When you have come this far, you will know what the third thing to do is. A tour by boat, recommended also for those who want to enjoy water sports, to explore the magnificent gulf of Mondello. 

4. What to eat in Palermo: 3 specialities

Deciding what to eat in Palermo is both simple and very difficult, because of the variety of Sicilian and Palermo cuisine in particular: it is not without reason that the city enjoys the title of European Capital of Street Food.

  • You should not miss out on stigghiola, a traditional dish made from the intestines of lamb. Don't ask how it is made, just taste it and you won't regret it.
  • The second staple of Palermo cuisine is the anelletti al forno, which comes in two versions and as many schools of thought: ragout and peas or tomato sauce and aubergines.
  • Lastly, the Palermo sfincione, a long, soft pizza with a sauce of onions, Sicilian caciocavallo cheese, breadcrumbs, oregano and anchovies.

But if you had a "little space" left, you could also have arancine, pane e panelle, and crocchè, pani c'a meusa (bread with spleen), cannoli...

5. Unique places in Palermo

Palermo is full of unusual places, and anyone who has been to this bustling, outspoken city at least once will not be surprised.

Starting with the Pretoria Fountain, made in 1554 by the sculptor Camilliani to decorate a Florentine villa, it was purchased by the Palermo Senate and arrived in Palermo dismantled in 644 pieces. It was reassembled in a different way from the original design.

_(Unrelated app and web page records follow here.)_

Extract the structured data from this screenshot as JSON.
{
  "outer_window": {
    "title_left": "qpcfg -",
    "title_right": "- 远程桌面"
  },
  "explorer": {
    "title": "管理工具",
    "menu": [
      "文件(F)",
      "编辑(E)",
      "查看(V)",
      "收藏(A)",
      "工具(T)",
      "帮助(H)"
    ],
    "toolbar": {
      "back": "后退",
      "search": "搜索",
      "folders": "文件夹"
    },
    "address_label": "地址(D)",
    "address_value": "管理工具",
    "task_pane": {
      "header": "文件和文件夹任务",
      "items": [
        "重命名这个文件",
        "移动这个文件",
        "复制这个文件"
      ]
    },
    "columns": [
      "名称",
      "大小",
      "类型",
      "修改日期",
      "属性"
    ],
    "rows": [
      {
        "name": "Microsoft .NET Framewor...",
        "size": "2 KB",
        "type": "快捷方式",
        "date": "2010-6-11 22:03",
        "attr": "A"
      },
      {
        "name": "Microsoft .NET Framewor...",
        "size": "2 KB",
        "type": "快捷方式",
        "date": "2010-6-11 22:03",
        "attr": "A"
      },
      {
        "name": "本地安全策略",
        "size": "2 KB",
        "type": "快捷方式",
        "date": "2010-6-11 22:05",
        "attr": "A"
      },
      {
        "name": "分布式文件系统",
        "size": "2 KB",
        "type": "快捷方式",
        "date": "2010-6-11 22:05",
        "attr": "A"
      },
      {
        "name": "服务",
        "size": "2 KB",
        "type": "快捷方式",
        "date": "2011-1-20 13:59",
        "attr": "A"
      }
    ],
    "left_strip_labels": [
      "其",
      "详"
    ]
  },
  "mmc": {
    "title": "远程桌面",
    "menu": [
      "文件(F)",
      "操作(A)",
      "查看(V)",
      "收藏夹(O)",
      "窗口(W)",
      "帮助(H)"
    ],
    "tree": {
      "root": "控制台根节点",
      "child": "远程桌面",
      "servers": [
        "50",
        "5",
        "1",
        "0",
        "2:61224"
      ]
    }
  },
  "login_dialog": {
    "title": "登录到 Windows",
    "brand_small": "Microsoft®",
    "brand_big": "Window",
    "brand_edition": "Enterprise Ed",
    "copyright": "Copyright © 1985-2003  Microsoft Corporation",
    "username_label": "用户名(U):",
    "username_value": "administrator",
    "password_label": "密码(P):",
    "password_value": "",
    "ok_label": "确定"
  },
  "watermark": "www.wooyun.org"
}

Don't miss Santa Maria dello Spasimo, an event centre converted out of an unfinished church in the Kalsa district: to watch a show or the stars, as the building has no ceiling, and Palazzo Chiaramonte Steri, built in 1320 by Manfredi I and belonging to the Chiaramonte family, it represented one of the most important families in western Sicily. Nowadays, it is the headquarters of the Rectorate of the University of Palermo.